▶ SUPPLIED MATERIAL

>>>>

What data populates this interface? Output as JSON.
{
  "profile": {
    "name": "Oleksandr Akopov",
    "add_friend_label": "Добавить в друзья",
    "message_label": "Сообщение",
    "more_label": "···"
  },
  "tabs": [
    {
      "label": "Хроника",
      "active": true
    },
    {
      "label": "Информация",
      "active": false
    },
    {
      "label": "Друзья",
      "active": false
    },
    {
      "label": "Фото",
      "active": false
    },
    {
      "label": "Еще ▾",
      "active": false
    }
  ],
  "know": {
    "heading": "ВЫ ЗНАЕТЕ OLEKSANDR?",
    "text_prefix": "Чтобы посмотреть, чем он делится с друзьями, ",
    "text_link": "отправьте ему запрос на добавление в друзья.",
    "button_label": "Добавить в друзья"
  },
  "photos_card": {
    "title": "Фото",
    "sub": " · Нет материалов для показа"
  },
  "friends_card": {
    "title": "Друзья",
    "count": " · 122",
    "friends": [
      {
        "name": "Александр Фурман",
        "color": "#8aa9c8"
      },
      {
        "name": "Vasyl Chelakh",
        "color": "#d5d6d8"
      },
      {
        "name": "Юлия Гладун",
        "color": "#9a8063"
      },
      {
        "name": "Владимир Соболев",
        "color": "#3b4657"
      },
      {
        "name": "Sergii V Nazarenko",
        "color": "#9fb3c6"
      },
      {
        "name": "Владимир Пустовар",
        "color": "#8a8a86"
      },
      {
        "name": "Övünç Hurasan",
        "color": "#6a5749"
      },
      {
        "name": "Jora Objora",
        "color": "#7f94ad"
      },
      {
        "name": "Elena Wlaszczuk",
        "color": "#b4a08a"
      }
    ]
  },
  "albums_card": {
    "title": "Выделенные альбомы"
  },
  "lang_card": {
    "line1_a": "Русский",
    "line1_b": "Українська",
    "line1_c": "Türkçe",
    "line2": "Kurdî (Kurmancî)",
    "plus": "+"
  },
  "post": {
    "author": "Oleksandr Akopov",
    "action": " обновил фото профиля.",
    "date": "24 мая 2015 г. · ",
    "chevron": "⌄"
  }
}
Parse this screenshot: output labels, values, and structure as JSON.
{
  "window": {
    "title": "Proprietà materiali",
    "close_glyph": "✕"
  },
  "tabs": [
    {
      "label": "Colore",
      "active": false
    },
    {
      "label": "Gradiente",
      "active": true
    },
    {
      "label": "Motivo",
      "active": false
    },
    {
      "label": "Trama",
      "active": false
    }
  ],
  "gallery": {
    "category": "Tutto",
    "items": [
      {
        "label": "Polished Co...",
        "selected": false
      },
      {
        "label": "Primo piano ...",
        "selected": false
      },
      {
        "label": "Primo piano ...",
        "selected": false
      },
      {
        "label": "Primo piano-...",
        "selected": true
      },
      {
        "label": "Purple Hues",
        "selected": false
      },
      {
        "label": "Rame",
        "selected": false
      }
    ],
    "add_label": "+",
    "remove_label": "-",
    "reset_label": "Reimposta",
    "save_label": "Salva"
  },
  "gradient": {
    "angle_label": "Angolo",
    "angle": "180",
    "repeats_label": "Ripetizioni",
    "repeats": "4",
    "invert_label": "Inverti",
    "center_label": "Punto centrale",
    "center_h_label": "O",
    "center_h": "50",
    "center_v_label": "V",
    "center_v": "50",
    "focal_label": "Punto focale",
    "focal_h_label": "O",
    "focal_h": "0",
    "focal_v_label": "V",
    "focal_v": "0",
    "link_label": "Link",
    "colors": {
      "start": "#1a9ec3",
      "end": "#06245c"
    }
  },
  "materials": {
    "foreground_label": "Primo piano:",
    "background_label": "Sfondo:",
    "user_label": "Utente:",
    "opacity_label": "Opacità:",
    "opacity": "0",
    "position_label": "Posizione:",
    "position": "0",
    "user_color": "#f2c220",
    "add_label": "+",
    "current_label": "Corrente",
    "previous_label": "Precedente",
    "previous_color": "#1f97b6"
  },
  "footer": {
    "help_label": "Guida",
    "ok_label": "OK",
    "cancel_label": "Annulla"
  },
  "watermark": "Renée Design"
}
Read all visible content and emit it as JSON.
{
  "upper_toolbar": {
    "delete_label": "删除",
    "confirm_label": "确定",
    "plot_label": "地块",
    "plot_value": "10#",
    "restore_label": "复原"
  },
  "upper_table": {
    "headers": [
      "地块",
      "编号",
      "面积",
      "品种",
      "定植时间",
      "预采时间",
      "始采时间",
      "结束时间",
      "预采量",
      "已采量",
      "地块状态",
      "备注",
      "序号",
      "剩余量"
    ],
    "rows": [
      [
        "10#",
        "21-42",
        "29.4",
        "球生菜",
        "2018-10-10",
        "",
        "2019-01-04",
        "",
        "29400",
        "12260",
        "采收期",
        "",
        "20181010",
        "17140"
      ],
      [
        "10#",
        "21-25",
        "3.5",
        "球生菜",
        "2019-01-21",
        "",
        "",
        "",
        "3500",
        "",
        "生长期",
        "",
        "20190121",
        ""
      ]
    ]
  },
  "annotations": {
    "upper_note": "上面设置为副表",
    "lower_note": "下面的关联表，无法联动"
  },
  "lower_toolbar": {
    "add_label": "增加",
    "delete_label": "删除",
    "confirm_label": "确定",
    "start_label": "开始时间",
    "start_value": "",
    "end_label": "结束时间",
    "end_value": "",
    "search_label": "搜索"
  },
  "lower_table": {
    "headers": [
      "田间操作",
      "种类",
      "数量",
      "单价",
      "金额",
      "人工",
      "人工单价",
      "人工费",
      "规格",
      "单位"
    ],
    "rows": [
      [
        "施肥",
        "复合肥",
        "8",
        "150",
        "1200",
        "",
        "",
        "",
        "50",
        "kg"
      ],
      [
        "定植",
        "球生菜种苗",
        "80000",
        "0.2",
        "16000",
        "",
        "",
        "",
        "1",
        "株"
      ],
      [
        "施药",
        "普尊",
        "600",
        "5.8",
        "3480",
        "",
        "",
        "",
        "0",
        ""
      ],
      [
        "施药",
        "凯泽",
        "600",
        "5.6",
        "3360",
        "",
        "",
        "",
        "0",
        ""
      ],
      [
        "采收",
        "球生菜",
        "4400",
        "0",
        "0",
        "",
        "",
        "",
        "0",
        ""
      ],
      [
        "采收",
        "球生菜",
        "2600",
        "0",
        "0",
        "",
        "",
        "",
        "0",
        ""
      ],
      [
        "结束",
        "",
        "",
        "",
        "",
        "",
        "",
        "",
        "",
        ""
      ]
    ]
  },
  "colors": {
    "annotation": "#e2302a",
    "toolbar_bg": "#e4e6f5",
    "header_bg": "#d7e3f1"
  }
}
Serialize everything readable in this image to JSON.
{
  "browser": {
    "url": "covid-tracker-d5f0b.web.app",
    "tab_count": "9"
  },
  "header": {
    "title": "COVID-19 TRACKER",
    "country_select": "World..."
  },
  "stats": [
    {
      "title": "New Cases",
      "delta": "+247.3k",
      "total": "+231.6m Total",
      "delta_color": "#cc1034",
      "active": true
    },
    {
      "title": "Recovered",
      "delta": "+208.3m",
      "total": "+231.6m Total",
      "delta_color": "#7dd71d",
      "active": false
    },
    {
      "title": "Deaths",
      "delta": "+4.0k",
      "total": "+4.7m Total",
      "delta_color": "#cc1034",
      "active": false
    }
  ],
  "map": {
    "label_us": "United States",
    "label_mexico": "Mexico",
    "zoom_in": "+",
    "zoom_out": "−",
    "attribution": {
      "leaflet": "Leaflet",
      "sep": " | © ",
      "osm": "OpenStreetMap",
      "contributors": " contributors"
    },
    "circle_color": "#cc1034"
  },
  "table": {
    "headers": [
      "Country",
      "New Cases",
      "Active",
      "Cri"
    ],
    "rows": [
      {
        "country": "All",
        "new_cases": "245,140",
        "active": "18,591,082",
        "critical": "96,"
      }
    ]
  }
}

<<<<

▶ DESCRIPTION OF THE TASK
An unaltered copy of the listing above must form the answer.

▶ COMPLETED TASK
What data populates this interface? Output as JSON.
{
  "profile": {
    "name": "Oleksandr Akopov",
    "add_friend_label": "Добавить в друзья",
    "message_label": "Сообщение",
    "more_label": "···"
  },
  "tabs": [
    {
      "label": "Хроника",
      "active": true
    },
    {
      "label": "Информация",
      "active": false
    },
    {
      "label": "Друзья",
      "active": false
    },
    {
      "label": "Фото",
      "active": false
    },
    {
      "label": "Еще ▾",
      "active": false
    }
  ],
  "know": {
    "heading": "ВЫ ЗНАЕТЕ OLEKSANDR?",
    "text_prefix": "Чтобы посмотреть, чем он делится с друзьями, ",
    "text_link": "отправьте ему запрос на добавление в друзья.",
    "button_label": "Добавить в друзья"
  },
  "photos_card": {
    "title": "Фото",
    "sub": " · Нет материалов для показа"
  },
  "friends_card": {
    "title": "Друзья",
    "count": " · 122",
    "friends": [
      {
        "name": "Александр Фурман",
        "color": "#8aa9c8"
      },
      {
        "name": "Vasyl Chelakh",
        "color": "#d5d6d8"
      },
      {
        "name": "Юлия Гладун",
        "color": "#9a8063"
      },
      {
        "name": "Владимир Соболев",
        "color": "#3b4657"
      },
      {
        "name": "Sergii V Nazarenko",
        "color": "#9fb3c6"
      },
      {
        "name": "Владимир Пустовар",
        "color": "#8a8a86"
      },
      {
        "name": "Övünç Hurasan",
        "color": "#6a5749"
      },
      {
        "name": "Jora Objora",
        "color": "#7f94ad"
      },
      {
        "name": "Elena Wlaszczuk",
        "color": "#b4a08a"
      }
    ]
  },
  "albums_card": {
    "title": "Выделенные альбомы"
  },
  "lang_card": {
    "line1_a": "Русский",
    "line1_b": "Українська",
    "line1_c": "Türkçe",
    "line2": "Kurdî (Kurmancî)",
    "plus": "+"
  },
  "post": {
    "author": "Oleksandr Akopov",
    "action": " обновил фото профиля.",
    "date": "24 мая 2015 г. · ",
    "chevron": "⌄"
  }
}
Parse this screenshot: output labels, values, and structure as JSON.
{
  "window": {
    "title": "Proprietà materiali",
    "close_glyph": "✕"
  },
  "tabs": [
    {
      "label": "Colore",
      "active": false
    },
    {
      "label": "Gradiente",
      "active": true
    },
    {
      "label": "Motivo",
      "active": false
    },
    {
      "label": "Trama",
      "active": false
    }
  ],
  "gallery": {
    "category": "Tutto",
    "items": [
      {
        "label": "Polished Co...",
        "selected": false
      },
      {
        "label": "Primo piano ...",
        "selected": false
      },
      {
        "label": "Primo piano ...",
        "selected": false
      },
      {
        "label": "Primo piano-...",
        "selected": true
      },
      {
        "label": "Purple Hues",
        "selected": false
      },
      {
        "label": "Rame",
        "selected": false
      }
    ],
    "add_label": "+",
    "remove_label": "-",
    "reset_label": "Reimposta",
    "save_label": "Salva"
  },
  "gradient": {
    "angle_label": "Angolo",
    "angle": "180",
    "repeats_label": "Ripetizioni",
    "repeats": "4",
    "invert_label": "Inverti",
    "center_label": "Punto centrale",
    "center_h_label": "O",
    "center_h": "50",
    "center_v_label": "V",
    "center_v": "50",
    "focal_label": "Punto focale",
    "focal_h_label": "O",
    "focal_h": "0",
    "focal_v_label": "V",
    "focal_v": "0",
    "link_label": "Link",
    "colors": {
      "start": "#1a9ec3",
      "end": "#06245c"
    }
  },
  "materials": {
    "foreground_label": "Primo piano:",
    "background_label": "Sfondo:",
    "user_label": "Utente:",
    "opacity_label": "Opacità:",
    "opacity": "0",
    "position_label": "Posizione:",
    "position": "0",
    "user_color": "#f2c220",
    "add_label": "+",
    "current_label": "Corrente",
    "previous_label": "Precedente",
    "previous_color": "#1f97b6"
  },
  "footer": {
    "help_label": "Guida",
    "ok_label": "OK",
    "cancel_label": "Annulla"
  },
  "watermark": "Renée Design"
}
Read all visible content and emit it as JSON.
{
  "upper_toolbar": {
    "delete_label": "删除",
    "confirm_label": "确定",
    "plot_label": "地块",
    "plot_value": "10#",
    "restore_label": "复原"
  },
  "upper_table": {
    "headers": [
      "地块",
      "编号",
      "面积",
      "品种",
      "定植时间",
      "预采时间",
      "始采时间",
      "结束时间",
      "预采量",
      "已采量",
      "地块状态",
      "备注",
      "序号",
      "剩余量"
    ],
    "rows": [
      [
        "10#",
        "21-42",
        "29.4",
        "球生菜",
        "2018-10-10",
        "",
        "2019-01-04",
        "",
        "29400",
        "12260",
        "采收期",
        "",
        "20181010",
        "17140"
      ],
      [
        "10#",
        "21-25",
        "3.5",
        "球生菜",
        "2019-01-21",
        "",
        "",
        "",
        "3500",
        "",
        "生长期",
        "",
        "20190121",
        ""
      ]
    ]
  },
  "annotations": {
    "upper_note": "上面设置为副表",
    "lower_note": "下面的关联表，无法联动"
  },
  "lower_toolbar": {
    "add_label": "增加",
    "delete_label": "删除",
    "confirm_label": "确定",
    "start_label": "开始时间",
    "start_value": "",
    "end_label": "结束时间",
    "end_value": "",
    "search_label": "搜索"
  },
  "lower_table": {
    "headers": [
      "田间操作",
      "种类",
      "数量",
      "单价",
      "金额",
      "人工",
      "人工单价",
      "人工费",
      "规格",
      "单位"
    ],
    "rows": [
      [
        "施肥",
        "复合肥",
        "8",
        "150",
        "1200",
        "",
        "",
        "",
        "50",
        "kg"
      ],
      [
        "定植",
        "球生菜种苗",
        "80000",
        "0.2",
        "16000",
        "",
        "",
        "",
        "1",
        "株"
      ],
      [
        "施药",
        "普尊",
        "600",
        "5.8",
        "3480",
        "",
        "",
        "",
        "0",
        ""
      ],
      [
        "施药",
        "凯泽",
        "600",
        "5.6",
        "3360",
        "",
        "",
        "",
        "0",
        ""
      ],
      [
        "采收",
        "球生菜",
        "4400",
        "0",
        "0",
        "",
        "",
        "",
        "0",
        ""
      ],
      [
        "采收",
        "球生菜",
        "2600",
        "0",
        "0",
        "",
        "",
        "",
        "0",
        ""
      ],
      [
        "结束",
        "",
        "",
        "",
        "",
        "",
        "",
        "",
        "",
        ""
      ]
    ]
  },
  "colors": {
    "annotation": "#e2302a",
    "toolbar_bg": "#e4e6f5",
    "header_bg": "#d7e3f1"
  }
}
Serialize everything readable in this image to JSON.
{
  "browser": {
    "url": "covid-tracker-d5f0b.web.app",
    "tab_count": "9"
  },
  "header": {
    "title": "COVID-19 TRACKER",
    "country_select": "World..."
  },
  "stats": [
    {
      "title": "New Cases",
      "delta": "+247.3k",
      "total": "+231.6m Total",
      "delta_color": "#cc1034",
      "active": true
    },
    {
      "title": "Recovered",
      "delta": "+208.3m",
      "total": "+231.6m Total",
      "delta_color": "#7dd71d",
      "active": false
    },
    {
      "title": "Deaths",
      "delta": "+4.0k",
      "total": "+4.7m Total",
      "delta_color": "#cc1034",
      "active": false
    }
  ],
  "map": {
    "label_us": "United States",
    "label_mexico": "Mexico",
    "zoom_in": "+",
    "zoom_out": "−",
    "attribution": {
      "leaflet": "Leaflet",
      "sep": " | © ",
      "osm": "OpenStreetMap",
      "contributors": " contributors"
    },
    "circle_color": "#cc1034"
  },
  "table": {
    "headers": [
      "Country",
      "New Cases",
      "Active",
      "Cri"
    ],
    "rows": [
      {
        "country": "All",
        "new_cases": "245,140",
        "active": "18,591,082",
        "critical": "96,"
      }
    ]
  }
}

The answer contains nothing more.